WORK ITEM: Exactly the lines from the one holding "Enumerate this screenshot's" through the final line of the data are wanted, copied as written.

RECORDED INFORMATION:
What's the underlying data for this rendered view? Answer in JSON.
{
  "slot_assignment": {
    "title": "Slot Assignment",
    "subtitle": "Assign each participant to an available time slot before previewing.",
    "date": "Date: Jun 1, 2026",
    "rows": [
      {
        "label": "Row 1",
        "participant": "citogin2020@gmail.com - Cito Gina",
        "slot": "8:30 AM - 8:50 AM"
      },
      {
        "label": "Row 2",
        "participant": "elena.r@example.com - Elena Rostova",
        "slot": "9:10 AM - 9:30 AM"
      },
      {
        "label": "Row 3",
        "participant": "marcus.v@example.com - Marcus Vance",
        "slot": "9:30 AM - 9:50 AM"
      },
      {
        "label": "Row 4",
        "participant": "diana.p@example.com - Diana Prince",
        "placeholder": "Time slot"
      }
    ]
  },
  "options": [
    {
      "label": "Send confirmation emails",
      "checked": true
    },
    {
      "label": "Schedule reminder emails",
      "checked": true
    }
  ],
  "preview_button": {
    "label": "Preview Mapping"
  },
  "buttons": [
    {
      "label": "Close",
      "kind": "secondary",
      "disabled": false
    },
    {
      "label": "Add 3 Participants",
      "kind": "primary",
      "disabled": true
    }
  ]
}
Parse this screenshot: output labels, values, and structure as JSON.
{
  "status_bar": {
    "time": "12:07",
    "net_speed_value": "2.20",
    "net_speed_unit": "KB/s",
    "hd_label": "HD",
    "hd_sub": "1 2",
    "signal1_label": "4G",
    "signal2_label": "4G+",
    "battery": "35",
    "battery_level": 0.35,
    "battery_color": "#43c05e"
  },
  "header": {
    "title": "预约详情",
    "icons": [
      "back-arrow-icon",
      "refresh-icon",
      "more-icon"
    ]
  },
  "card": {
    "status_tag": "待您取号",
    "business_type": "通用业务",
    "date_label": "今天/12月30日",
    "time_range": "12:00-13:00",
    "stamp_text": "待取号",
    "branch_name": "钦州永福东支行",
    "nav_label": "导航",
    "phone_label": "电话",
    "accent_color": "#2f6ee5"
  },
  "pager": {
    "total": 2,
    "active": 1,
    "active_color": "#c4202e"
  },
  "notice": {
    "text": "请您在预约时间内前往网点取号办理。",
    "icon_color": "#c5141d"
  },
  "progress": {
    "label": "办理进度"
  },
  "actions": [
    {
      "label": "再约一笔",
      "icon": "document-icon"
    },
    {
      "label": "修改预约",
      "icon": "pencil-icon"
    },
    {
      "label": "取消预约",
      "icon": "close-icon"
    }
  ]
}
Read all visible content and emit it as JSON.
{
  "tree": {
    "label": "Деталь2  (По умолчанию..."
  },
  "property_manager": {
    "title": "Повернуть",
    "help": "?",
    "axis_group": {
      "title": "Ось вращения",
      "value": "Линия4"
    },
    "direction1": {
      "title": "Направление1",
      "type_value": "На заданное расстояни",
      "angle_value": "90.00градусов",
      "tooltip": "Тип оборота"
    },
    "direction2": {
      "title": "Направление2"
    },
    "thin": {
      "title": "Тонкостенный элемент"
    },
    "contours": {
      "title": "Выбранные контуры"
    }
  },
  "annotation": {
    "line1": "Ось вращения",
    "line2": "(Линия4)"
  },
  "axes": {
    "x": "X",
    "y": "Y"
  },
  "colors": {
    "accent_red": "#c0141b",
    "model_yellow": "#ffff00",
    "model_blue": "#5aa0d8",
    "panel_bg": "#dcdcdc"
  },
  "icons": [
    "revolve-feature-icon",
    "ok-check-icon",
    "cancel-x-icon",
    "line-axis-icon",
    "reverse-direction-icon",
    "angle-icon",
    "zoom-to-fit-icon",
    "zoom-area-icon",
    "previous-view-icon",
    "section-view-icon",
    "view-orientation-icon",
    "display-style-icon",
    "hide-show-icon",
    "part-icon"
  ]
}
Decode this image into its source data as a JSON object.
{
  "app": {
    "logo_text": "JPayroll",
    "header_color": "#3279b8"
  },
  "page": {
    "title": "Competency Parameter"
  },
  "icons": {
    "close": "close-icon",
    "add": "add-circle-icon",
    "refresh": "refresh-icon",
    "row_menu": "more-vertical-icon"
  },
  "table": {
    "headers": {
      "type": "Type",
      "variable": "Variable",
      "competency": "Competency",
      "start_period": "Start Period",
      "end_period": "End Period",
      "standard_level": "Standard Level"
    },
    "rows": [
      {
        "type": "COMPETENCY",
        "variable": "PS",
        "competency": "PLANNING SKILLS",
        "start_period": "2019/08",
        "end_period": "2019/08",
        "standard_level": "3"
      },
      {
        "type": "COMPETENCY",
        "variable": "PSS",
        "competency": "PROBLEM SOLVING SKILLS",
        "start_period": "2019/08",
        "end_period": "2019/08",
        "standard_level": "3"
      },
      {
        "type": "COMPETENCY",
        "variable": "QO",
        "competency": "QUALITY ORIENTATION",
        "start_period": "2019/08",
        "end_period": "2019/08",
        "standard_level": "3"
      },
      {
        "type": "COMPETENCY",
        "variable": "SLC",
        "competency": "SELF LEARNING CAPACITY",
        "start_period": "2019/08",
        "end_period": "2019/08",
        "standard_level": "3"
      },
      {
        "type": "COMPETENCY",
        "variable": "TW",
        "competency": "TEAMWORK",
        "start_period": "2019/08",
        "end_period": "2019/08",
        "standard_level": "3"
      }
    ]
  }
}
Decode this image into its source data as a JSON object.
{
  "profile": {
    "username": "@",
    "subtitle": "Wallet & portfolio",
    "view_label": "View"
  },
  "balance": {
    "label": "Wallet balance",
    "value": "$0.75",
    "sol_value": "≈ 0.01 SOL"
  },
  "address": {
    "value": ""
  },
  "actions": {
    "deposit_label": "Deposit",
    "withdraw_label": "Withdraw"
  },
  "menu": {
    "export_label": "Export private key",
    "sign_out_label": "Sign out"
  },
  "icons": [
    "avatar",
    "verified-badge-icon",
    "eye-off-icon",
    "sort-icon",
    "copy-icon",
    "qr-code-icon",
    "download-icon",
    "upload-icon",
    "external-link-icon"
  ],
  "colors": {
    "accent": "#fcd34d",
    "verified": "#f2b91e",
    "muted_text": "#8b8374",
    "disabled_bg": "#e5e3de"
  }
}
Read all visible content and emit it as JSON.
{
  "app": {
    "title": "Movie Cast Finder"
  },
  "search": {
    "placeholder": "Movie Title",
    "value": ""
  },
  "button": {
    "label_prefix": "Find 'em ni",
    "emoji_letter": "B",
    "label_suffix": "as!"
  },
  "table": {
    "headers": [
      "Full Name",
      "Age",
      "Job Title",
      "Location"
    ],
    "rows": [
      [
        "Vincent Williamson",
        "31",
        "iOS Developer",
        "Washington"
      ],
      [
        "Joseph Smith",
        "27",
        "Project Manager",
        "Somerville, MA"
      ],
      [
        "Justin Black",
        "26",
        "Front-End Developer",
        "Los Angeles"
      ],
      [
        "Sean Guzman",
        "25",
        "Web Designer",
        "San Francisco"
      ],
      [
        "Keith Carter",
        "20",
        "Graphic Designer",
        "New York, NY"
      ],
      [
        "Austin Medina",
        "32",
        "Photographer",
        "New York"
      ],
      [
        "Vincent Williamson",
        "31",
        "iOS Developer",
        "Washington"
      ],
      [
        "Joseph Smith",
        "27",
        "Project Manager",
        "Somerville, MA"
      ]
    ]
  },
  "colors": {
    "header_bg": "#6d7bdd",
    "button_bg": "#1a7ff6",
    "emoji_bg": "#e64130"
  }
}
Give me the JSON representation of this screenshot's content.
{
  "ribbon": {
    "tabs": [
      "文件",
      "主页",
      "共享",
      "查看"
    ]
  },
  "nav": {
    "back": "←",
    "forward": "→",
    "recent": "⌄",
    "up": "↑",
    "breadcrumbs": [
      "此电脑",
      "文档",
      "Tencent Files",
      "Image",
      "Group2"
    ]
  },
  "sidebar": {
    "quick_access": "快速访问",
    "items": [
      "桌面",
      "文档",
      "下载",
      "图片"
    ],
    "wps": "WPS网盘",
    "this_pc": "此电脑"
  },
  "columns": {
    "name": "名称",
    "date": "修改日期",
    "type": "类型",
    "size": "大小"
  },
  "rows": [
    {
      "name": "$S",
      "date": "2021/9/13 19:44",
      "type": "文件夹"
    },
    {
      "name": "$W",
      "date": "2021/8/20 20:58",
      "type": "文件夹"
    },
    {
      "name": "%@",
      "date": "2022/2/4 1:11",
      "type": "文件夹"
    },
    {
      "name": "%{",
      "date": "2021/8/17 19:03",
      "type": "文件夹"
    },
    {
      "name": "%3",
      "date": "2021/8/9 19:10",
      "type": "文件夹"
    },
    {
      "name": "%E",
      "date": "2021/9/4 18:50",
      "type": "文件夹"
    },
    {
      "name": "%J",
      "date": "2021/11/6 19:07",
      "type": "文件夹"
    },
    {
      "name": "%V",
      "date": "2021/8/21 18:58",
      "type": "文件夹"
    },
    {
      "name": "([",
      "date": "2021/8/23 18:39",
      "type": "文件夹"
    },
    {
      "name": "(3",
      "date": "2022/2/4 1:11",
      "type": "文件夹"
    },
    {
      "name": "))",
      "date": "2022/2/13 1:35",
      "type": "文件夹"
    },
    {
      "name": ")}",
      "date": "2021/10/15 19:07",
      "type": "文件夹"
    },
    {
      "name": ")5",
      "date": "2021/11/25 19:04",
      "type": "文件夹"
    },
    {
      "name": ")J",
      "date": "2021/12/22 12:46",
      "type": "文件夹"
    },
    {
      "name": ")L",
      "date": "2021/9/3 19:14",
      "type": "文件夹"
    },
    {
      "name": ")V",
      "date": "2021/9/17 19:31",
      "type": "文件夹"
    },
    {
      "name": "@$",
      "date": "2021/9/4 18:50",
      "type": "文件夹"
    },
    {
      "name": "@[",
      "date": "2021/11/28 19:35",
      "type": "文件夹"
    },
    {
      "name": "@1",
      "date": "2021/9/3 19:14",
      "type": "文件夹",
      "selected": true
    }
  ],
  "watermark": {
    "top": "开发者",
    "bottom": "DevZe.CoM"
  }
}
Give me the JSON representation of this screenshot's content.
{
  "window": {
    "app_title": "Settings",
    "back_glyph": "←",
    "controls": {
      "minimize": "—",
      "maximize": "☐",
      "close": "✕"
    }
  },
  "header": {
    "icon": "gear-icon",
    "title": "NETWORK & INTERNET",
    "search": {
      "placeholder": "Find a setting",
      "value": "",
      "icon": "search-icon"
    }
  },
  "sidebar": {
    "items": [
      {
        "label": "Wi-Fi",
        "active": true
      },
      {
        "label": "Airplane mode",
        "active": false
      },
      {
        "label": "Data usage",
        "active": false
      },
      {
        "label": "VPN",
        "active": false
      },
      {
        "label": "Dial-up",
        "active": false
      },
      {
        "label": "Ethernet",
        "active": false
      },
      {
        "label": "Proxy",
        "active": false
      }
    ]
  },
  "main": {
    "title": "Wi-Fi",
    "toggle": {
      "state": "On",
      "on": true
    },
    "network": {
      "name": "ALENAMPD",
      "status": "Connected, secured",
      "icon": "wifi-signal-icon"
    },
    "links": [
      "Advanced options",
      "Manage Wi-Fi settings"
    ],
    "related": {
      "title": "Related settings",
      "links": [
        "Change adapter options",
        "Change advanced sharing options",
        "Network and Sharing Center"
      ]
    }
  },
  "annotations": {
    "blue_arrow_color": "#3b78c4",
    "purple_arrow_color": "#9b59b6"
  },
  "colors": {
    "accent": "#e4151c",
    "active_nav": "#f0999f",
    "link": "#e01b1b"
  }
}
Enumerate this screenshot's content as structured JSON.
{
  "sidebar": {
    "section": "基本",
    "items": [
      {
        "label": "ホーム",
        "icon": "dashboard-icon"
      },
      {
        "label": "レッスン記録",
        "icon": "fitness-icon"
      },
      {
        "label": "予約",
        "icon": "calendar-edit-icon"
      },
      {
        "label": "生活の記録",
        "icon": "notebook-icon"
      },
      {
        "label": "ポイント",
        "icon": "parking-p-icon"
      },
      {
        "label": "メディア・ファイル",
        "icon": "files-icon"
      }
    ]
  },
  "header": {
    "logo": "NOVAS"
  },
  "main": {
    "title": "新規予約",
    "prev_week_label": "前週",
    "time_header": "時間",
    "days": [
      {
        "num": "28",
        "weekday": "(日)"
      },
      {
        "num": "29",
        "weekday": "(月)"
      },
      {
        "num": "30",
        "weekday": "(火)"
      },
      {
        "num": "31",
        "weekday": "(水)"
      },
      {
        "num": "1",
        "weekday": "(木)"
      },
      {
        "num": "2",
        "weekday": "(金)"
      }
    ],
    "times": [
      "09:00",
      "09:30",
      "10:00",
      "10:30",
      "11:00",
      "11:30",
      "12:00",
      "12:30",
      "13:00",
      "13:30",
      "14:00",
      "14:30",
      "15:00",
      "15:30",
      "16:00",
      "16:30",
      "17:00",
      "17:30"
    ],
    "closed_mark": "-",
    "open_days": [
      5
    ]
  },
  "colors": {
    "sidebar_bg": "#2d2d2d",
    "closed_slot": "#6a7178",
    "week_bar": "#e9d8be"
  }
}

OUTPUT OF THE TASK:
Enumerate this screenshot's content as structured JSON.
{
  "sidebar": {
    "section": "基本",
    "items": [
      {
        "label": "ホーム",
        "icon": "dashboard-icon"
      },
      {
        "label": "レッスン記録",
        "icon": "fitness-icon"
      },
      {
        "label": "予約",
        "icon": "calendar-edit-icon"
      },
      {
        "label": "生活の記録",
        "icon": "notebook-icon"
      },
      {
        "label": "ポイント",
        "icon": "parking-p-icon"
      },
      {
        "label": "メディア・ファイル",
        "icon": "files-icon"
      }
    ]
  },
  "header": {
    "logo": "NOVAS"
  },
  "main": {
    "title": "新規予約",
    "prev_week_label": "前週",
    "time_header": "時間",
    "days": [
      {
        "num": "28",
        "weekday": "(日)"
      },
      {
        "num": "29",
        "weekday": "(月)"
      },
      {
        "num": "30",
        "weekday": "(火)"
      },
      {
        "num": "31",
        "weekday": "(水)"
      },
      {
        "num": "1",
        "weekday": "(木)"
      },
      {
        "num": "2",
        "weekday": "(金)"
      }
    ],
    "times": [
      "09:00",
      "09:30",
      "10:00",
      "10:30",
      "11:00",
      "11:30",
      "12:00",
      "12:30",
      "13:00",
      "13:30",
      "14:00",
      "14:30",
      "15:00",
      "15:30",
      "16:00",
      "16:30",
      "17:00",
      "17:30"
    ],
    "closed_mark": "-",
    "open_days": [
      5
    ]
  },
  "colors": {
    "sidebar_bg": "#2d2d2d",
    "closed_slot": "#6a7178",
    "week_bar": "#e9d8be"
  }
}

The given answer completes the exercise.